How Beirut Explosion Compares With Hiroshima Bomb

Today marks the 75th anniversary of the Hiroshima bomb, just two days after an explosion in Beirut, Lebanon, killed more than 100 people and injured thousands more. But how does the explosion in Beirut compare to the Hiroshima bomb?

Towards the end of the Second World War, the U.S. dropped bombs on two Japanese cities, Hiroshima and Nagasaki, on August 6 and August 9, 1945.

The Hiroshima bomb was known as "Little Boy" and was a 9,000-pound uranium-235 bomb loaded aboard a modified B-29 bomber christened Enola Gay, after the mother of its pilot, Colonel Paul Tibbets.

The Hiroshima bomb exploded 2,000 feet above the city and was equal to 12-15,000 tons of TNT.

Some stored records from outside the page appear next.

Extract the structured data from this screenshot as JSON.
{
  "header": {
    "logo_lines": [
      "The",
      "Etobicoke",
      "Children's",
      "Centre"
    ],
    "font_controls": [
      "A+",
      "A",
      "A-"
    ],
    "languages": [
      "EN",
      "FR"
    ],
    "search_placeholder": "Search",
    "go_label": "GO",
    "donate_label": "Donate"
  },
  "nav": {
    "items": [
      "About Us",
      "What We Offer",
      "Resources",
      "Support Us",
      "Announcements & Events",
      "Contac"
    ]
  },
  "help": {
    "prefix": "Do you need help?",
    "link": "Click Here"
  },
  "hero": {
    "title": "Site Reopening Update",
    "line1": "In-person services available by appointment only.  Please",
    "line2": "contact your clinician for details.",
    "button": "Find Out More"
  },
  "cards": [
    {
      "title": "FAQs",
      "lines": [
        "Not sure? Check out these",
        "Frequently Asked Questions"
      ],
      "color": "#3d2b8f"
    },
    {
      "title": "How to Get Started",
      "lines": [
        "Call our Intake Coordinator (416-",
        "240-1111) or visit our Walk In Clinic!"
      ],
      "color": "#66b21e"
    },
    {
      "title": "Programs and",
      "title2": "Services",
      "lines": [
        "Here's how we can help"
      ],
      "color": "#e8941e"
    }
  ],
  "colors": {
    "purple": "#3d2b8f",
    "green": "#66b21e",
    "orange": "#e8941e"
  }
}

It destroyed five miles of the city and killed an estimated 140,000 people, with around 80,000 people dying immediately and thousands of others dying later from their injuries. A 1998 study estimates that 60,000 people died years later from illnesses linked to radiation poisoning caused by the bombings.

On Tuesday, August 4, an explosion occurred in Lebanon's capital city of Beirut.

The explosion in Beirut was caused by the detonation of around 2,750 tons of highly explosive ammonium nitrate. The blast could be heard 100 miles away in Cyprus and the explosion shook the earth with the power of a 3.3-magnitude earthquake. Damage was reported two miles from the site of the explosion.

Professor Andy Tyas, an expert on blast protection engineering at the University of Sheffield told the Evening Standard that they think the explosion was equivalent to 1,000-1,500 tonnes of TNT.

Therefore, the Beirut explosion had around 10 percent of the intensity of the Hiroshima bomb.

Beirut Explosion Site
An aerial view of ruined structures at the port, damaged by an explosion a day earlier, on August 5, 2020 in Beirut, Lebanon. As of Wednesday, more than 100 people were confirmed dead, with thousands injured, when an explosion rocked the Lebanese capital. Officials said a waterfront warehouse storing explosive materials, reportedly 2,700 tons of ammonium nitrate, was the cause of the blast. Haytham El Achkar/Getty

Professor Tyas told the Evening Standard: "Whatever the precise charge size, this is unquestionably one of the largest non-nuclear explosions in history, far bigger than any conventional weapon.

"The effects of an event like this are catastrophic to people, infrastructure, economic livelihoods, and to the environment."

More than 5,000 people in Beirut have been injured and at least 135 were killed. Beirut's governor Marwan Aboud told the BBC that as many as 300,000 people have been left homeless by the blast: "Beirut needs food, Beirut needs clothes, houses, materials to rebuild houses. Beirut needs a place for the refugees, for its people."

The explosion damaged or destroyed 85 percent of the country's grain, which was located in silos near the explosion site. Lebanon already faced food insecurity which has now been exacerbated by the destruction of the port, as the country relies on imports for around 80 percent of what it consumes, especially food.

Additionally, the Beirut explosion may result in health issues in those affected by the blast. When ammonium nitrate explodes, it can release ammonia, carbon dioxide, and nitrogen oxides into the air.

High levels of nitrogen oxides can be problematic for those with respiratory issues, and high levels of ammonia in the air can cause a person's eyes, nose, throat, and respiratory tract to burn and can cause blindness, lung damage, and death.

Finally, being exposed to high levels of carbon dioxide can cause health issues such as increased heart rate, a rise in blood pressure to rise, comas, suffocation, and convulsions.